After the passage of the Fair Housing Act in 1968, many people hoped that segregated communities would disappear, as discriminatory real-estate practices were outlawed and all-white neighborhoods were opened up to members of other groups. Because of various historical and political developments, however, the promise of integrated neighborhoods has not been achieved.
What Is Affirmatively Furthering Fair Housing?
Under the Fair Housing Act of 1968 and other federal laws, state and local governments and other entities that receive federal money from the U.S. Department of Housing and Urban Development (HUD) must take positive action to expand housing opportunity for everyone no matter their race, religion, national origin, disability, gender, or family status. That legal obligation to affirmatively further fair housing (AFFH) applies to both direct grant recipients, such as states, counties, and cities, as well as subrecipients, like towns and villages that receive federal aid passed down through a higher level of government.
Governments that apply for HUD money must certify that they will take action to remove barriers to fair housing, or “affirmatively further fair housing.” Grant recipients are also required to conduct an analysis of impediments to fair housing (an “AI”), a process that includes studying their population’s demographics in the context of existing residential patterns, the types of housing available, zoning restrictions, and local policies and practices that may advance or inhibit open access to housing. Governments must then take action to encourage an environment free of housing discrimination and also to provide greater opportunities for all people to be able to obtain housing in their community. Finally, they must keep records of their activities.
In effect since the passage of the Fair Housing Act, the AFFH requirement is given further authority by the act’s 1988 amendments, the Housing and Community Development Act of 1974, the National Affordable Housing Act of 1990, executive order 12892 issued by President Clinton in 1994, and various court decisions.
The Need for AFFH
Unfortunately, in the United States, income and wealth are related to race and national origin, with whites enjoying a great advantage in wealth accumulation compared to blacks and Hispanics. Therefore, the cost of housing and the type of housing available matter in determining where particular groups are able to live. While some individuals of protected classes may be able to obtain housing, minority groups overall will be impacted more than whites are by the sheer lack of rental apartments or other multifamily housing, such as co-ops and condominiums, in wealthier communities.

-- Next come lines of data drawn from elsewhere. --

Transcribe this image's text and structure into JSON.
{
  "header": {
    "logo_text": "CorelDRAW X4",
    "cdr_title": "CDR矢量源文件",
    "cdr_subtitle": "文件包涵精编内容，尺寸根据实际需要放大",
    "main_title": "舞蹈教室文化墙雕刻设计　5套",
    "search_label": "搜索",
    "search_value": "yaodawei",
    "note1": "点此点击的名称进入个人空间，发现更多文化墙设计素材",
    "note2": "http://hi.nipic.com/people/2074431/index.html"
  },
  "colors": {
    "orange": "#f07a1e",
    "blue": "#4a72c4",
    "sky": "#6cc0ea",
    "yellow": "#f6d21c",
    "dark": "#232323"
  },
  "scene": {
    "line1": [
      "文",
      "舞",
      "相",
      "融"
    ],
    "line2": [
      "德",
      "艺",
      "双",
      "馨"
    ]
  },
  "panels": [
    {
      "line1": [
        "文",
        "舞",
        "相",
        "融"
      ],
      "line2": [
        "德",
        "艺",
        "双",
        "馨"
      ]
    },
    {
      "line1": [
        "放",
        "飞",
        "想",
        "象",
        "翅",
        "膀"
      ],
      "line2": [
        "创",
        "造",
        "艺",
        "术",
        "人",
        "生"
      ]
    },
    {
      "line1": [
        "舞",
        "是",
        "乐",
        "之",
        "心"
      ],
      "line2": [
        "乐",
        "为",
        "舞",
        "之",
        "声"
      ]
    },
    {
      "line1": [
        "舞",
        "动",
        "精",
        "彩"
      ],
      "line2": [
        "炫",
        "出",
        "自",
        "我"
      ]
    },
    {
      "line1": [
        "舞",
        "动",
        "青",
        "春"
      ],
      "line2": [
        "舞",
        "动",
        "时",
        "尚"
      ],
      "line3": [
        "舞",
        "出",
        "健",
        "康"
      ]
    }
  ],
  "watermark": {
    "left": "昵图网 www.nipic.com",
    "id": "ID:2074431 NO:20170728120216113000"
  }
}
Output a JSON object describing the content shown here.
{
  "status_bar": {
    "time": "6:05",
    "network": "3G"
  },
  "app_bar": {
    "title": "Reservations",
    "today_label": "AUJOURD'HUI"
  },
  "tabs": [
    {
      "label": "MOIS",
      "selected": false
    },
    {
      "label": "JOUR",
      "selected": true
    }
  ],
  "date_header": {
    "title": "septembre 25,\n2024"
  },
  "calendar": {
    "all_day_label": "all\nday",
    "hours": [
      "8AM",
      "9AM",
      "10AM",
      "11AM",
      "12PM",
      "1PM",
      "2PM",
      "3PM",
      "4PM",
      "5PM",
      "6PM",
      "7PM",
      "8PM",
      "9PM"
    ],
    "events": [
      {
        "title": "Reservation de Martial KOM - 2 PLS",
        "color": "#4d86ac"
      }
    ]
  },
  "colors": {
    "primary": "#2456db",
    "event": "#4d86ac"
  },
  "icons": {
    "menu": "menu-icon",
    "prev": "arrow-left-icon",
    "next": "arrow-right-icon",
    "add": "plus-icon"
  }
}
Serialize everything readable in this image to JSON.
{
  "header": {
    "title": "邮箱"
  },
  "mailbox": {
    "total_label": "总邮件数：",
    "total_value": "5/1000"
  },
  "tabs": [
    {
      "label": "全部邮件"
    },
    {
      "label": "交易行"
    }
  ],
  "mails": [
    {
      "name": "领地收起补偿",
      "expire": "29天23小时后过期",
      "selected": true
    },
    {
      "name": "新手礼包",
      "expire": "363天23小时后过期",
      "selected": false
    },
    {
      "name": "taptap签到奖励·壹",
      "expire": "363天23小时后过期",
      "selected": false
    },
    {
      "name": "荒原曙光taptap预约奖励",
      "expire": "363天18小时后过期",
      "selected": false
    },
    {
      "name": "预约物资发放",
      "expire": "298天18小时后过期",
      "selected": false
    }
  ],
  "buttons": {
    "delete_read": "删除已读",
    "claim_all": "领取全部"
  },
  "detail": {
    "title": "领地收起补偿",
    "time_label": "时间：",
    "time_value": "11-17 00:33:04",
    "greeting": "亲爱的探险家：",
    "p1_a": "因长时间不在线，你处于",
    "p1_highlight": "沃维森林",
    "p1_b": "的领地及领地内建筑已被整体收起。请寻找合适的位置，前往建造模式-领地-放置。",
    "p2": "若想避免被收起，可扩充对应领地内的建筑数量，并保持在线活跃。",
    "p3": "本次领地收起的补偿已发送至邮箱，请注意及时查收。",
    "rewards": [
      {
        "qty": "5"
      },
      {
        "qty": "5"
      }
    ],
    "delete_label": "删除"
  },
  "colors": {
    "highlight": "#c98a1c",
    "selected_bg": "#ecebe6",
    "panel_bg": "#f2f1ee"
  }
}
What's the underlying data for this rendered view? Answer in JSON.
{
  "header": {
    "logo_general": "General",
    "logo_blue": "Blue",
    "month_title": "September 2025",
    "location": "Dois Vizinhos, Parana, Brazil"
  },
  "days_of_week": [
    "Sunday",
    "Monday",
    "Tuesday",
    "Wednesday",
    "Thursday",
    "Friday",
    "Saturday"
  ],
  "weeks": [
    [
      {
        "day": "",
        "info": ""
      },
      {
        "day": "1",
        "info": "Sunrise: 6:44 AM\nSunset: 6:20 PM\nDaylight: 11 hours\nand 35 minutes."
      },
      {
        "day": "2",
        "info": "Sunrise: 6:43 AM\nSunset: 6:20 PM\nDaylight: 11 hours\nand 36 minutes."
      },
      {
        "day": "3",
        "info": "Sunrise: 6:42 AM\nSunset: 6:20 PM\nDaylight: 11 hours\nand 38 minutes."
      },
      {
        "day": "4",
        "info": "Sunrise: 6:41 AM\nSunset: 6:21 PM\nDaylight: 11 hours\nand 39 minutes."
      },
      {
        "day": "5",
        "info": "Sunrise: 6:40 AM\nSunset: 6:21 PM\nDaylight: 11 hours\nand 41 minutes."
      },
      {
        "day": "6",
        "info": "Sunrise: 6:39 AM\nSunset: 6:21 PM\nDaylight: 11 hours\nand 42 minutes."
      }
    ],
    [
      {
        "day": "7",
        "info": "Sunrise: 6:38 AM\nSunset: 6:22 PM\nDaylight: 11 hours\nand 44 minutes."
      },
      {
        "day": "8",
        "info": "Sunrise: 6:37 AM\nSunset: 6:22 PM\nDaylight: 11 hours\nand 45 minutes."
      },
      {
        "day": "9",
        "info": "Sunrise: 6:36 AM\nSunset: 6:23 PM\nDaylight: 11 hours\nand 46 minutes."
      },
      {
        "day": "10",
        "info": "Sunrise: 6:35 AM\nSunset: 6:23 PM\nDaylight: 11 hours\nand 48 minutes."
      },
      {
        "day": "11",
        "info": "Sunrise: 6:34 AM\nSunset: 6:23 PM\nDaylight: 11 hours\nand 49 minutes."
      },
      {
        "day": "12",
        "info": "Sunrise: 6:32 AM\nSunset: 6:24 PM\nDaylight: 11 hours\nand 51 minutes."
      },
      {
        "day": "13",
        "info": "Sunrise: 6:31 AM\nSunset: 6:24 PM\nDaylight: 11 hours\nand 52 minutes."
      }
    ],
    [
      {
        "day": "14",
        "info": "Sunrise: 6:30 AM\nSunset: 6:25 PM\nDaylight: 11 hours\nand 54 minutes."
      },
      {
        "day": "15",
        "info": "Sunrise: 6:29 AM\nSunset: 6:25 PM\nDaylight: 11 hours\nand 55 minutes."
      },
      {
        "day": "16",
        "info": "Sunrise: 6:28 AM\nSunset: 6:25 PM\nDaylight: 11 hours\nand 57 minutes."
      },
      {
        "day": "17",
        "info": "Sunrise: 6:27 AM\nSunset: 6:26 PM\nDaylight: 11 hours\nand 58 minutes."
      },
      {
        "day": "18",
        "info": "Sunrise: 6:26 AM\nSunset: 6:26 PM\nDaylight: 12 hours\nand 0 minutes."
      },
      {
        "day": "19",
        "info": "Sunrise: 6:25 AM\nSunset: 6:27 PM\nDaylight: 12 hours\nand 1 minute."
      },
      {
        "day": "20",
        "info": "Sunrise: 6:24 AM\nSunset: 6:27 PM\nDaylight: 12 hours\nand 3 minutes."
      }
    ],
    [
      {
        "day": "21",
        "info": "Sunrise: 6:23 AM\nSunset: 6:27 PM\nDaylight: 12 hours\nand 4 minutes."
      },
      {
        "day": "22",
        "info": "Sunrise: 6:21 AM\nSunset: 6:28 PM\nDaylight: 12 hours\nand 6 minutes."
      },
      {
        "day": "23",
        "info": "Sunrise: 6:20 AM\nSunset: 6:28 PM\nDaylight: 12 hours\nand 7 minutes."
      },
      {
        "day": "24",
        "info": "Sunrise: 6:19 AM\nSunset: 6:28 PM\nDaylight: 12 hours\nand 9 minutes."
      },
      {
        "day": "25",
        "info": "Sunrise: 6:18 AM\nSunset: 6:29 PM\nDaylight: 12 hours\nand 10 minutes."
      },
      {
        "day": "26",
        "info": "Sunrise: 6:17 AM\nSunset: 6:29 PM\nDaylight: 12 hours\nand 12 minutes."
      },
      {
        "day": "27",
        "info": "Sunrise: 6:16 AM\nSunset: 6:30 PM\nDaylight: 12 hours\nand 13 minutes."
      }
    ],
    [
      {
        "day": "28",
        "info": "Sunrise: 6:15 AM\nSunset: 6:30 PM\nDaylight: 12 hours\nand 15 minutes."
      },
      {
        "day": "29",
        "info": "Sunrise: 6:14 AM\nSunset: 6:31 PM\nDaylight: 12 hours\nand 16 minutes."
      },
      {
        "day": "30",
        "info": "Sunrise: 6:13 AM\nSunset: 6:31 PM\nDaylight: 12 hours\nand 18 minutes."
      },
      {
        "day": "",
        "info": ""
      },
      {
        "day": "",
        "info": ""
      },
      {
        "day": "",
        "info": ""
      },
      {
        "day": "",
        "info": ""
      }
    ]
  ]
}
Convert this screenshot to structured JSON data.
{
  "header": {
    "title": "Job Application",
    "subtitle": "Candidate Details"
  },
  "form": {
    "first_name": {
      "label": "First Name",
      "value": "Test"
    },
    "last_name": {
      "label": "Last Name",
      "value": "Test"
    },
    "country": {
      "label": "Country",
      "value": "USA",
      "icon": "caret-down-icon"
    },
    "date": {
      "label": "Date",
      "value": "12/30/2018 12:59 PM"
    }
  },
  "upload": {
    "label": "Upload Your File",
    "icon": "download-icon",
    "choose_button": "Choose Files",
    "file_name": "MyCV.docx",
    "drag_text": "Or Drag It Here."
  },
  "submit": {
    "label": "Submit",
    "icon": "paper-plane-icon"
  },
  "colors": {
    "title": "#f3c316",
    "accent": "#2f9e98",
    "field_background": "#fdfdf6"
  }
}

Homeownership is one major factor that has widened the wealth gap between groups. In part because of past discriminatory practices of governments and the private market, minority groups were prevented from obtaining mortgages and buying housing. That has had long-term effects, limiting individuals’ ability to accumulate wealth and pass it down to their children. As a 2013 Brandeis University study remarks, “Residential segregation places an artificial ceiling on home equity in non-white neighborhoods.” Such conditions hold true in the areas served by Westchester Residential Opportunities.
Segregated Residential Patterns
The New York metro area also has some of the nation’s oldest suburbs. As suburbs appeared and grew from the second half of the 19th century into the 20th, developers and private homeowners’ associations wrote into property deeds what are known as “restrictive covenants,” or “racially restrictive covenants.” These barred homeowners from selling their property to anyone but other whites, usually Christians. Many new towns and villages prohibited the development of apartment buildings to supposedly protect the exclusiveness of their neighborhoods. As occurred elsewhere in the United States, realtors steered particular types of people to certain neighborhoods and not others.
The federal government was also active in limiting housing opportunities for anyone but white families beginning in the late 1930s. Federal agencies set the standard for the private market by insuring mortgages only in white neighborhoods. Properties in area with blacks became virtually ineligible for mortgages because the federal agencies would not insure mortgages in these “redlined” areas.
The New York City metropolitan region in both 2000 and 2010 ranked among the top three most-segregated large metro areas in the United States for segregation between whites and, respectively, blacks, Hispanics, and Asians. Although the population is diverse across the entire region, members of minority groups are concentrated in a relatively small number of places and are largely absent from others.
Today, metropolitan New York and the northern suburbs continue to be marked by the legacy of such practices as outright discrimination, steering, and redlining, as well as by policies that have limited multifamily housing in some communities while concentrating subsidized housing in others. Housing discrimination continues, even if in different forms than were prevalent in earlier decades. That governments must take action to advance fair housing remains a legal obligation. In addition, the federal government is now taking a more active role than it had previously to ensure that HUD grant recipients will affirmatively further fair housing.
For a toolkit on affirmatively furthering fair housing, click here.